IDLE WILDS Unheard (Kool Kat Music) 

Why isn’t David Gray as big as Tom Petty? Based on the evidence on this compilation of demos & rarities from the band that released one album (Dumb, Gifted & Beautiful) in 1994 and dropped off the face of the planet, leader Gray might just be his generation’s Dwight Twilley – a obscure talent. Well, Gray and the Idle Wilds need not be obscure to you, kind reader, as powerpop classics like Tender Distance, Are You Awake & You’re Cool (and more…) deserve to be heard and appreciated by those in the know…don’t hesitate. 8 

JOHN HIATT Crossing Muddy Waters (Vanguard) 

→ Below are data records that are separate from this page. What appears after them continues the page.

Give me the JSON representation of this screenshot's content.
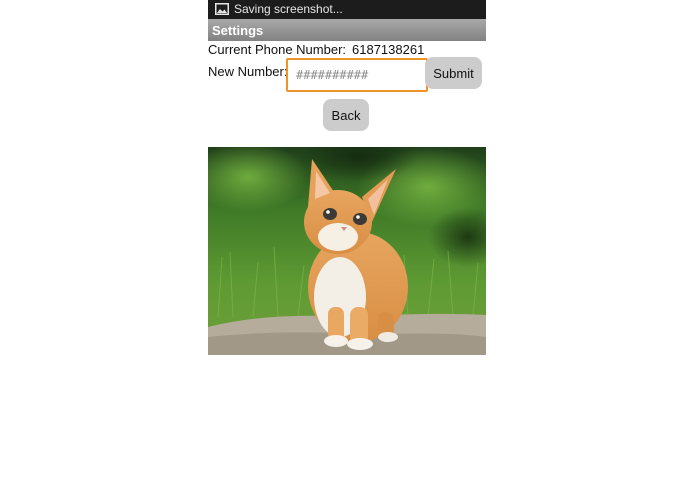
{
  "status_bar": {
    "icon": "image-icon",
    "text": "Saving screenshot..."
  },
  "title_bar": {
    "title": "Settings"
  },
  "current_phone": {
    "label": "Current Phone Number:",
    "value": "6187138261"
  },
  "new_number": {
    "label": "New Number:",
    "placeholder": "##########",
    "value": ""
  },
  "buttons": {
    "submit_label": "Submit",
    "back_label": "Back"
  },
  "image": {
    "subject": "kitten-photo"
  },
  "colors": {
    "status_bar_bg": "#1c1c1c",
    "title_bar_bg": "#969696",
    "input_focus_border": "#f0932b",
    "button_bg": "#cccccc"
  }
}
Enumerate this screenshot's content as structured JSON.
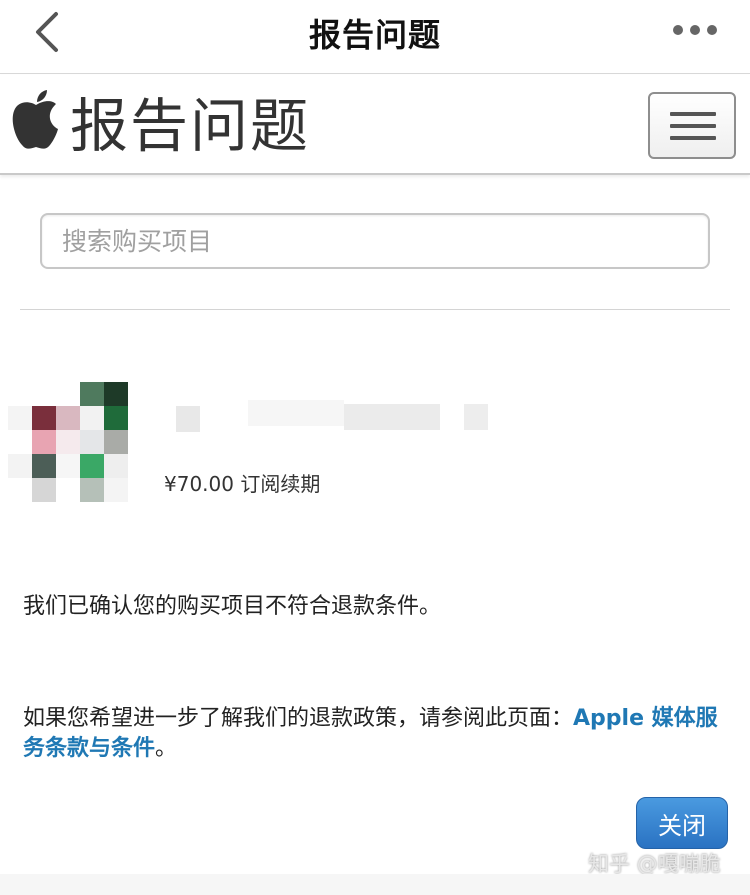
{
  "navbar": {
    "title": "报告问题",
    "back_icon": "chevron-left-icon",
    "more_icon": "more-horizontal-icon"
  },
  "header": {
    "logo_icon": "apple-logo-icon",
    "title": "报告问题",
    "menu_icon": "hamburger-menu-icon"
  },
  "search": {
    "placeholder": "搜索购买项目",
    "value": ""
  },
  "purchase": {
    "price_text": "¥70.00 订阅续期"
  },
  "message": {
    "text": "我们已确认您的购买项目不符合退款条件。"
  },
  "refund_info": {
    "text_before": "如果您希望进一步了解我们的退款政策，请参阅此页面：",
    "link_text": "Apple 媒体服务条款与条件",
    "text_after": "。"
  },
  "close_button": {
    "label": "关闭"
  },
  "watermark": {
    "text": "知乎 @嘎嘣脆"
  },
  "colors": {
    "link": "#1f78b4",
    "button": "#3b87d4",
    "border": "#c7c7c7"
  }
}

Hiatt returns on roots-rock label Vanguard and that gives you a good idea which direction this latest endeavor might be headed. Yeah. Like Peter Case’s Flying Saucer Blues, this eleven track record is a rustic, homegrown delight. You get tons of mandolins, acoustic 12-strings, harmoniums and foot-stomping rhythms but the songwriting is where the action is, so to speak. As Hiatt spins his yarns on lovelorn sickness (Lincoln Town), devastating circumstances (Crossing Muddy Waters), broken relationships (What Do We Do Now), social commentary (Take It Down), the transience of life (Gone) & angry regret (Take It Back), he never holds back, he lays it all on the line, singing it true and sure. Like the man says – “Oh darling, the faces will change/The names of the innocent/The story at five/Oh darling, the places get strange but only the song survives.” Indeed. 8 

EVELYN FOREVER It’s Good To Be Alive (Airplay) 

Compared to its predecessors (Nightclub Jitters and Lost in the Supermarket), this jumping little record finds Evelyn Forever at a slightly more accessible place. The production is improved, the songs appear to be better thought out and the overall commercial ‘feel’ seems primed for the radio and the all-important charts. Which is not a bad place to be for a youthful talented band that Evelyn Forever obviously is. Indecision & Precious Time should get the teenyboppers’ attention whilst Imagine & Little Girl will satisfy the powerpop intelligentsia nicely. Hopefully, 2001 is the year powerpop and Evelyn Forever finally breaks…7 

MARGO GURYAN Take A Picture (Franklin Castle) 

Timeless beauty. Linus of Hollywood covered Margo Guryan’s Sunday Morning on his fine debut album and he returns the favour with this re-issue of this gorgeous 1968 classic. Written entirely by Guryan, it still possesses a power and resonance all these years later with its densely layered, baroque ‘soft’ pop reminiscent of the Beach Boys, the Zombies and the Left Banke. The difference being, Guryan’s striking vocals. Also included: three ‘bonus demos’ that fit with the rest of Take A Picture seamlessly. Highly recommended. 8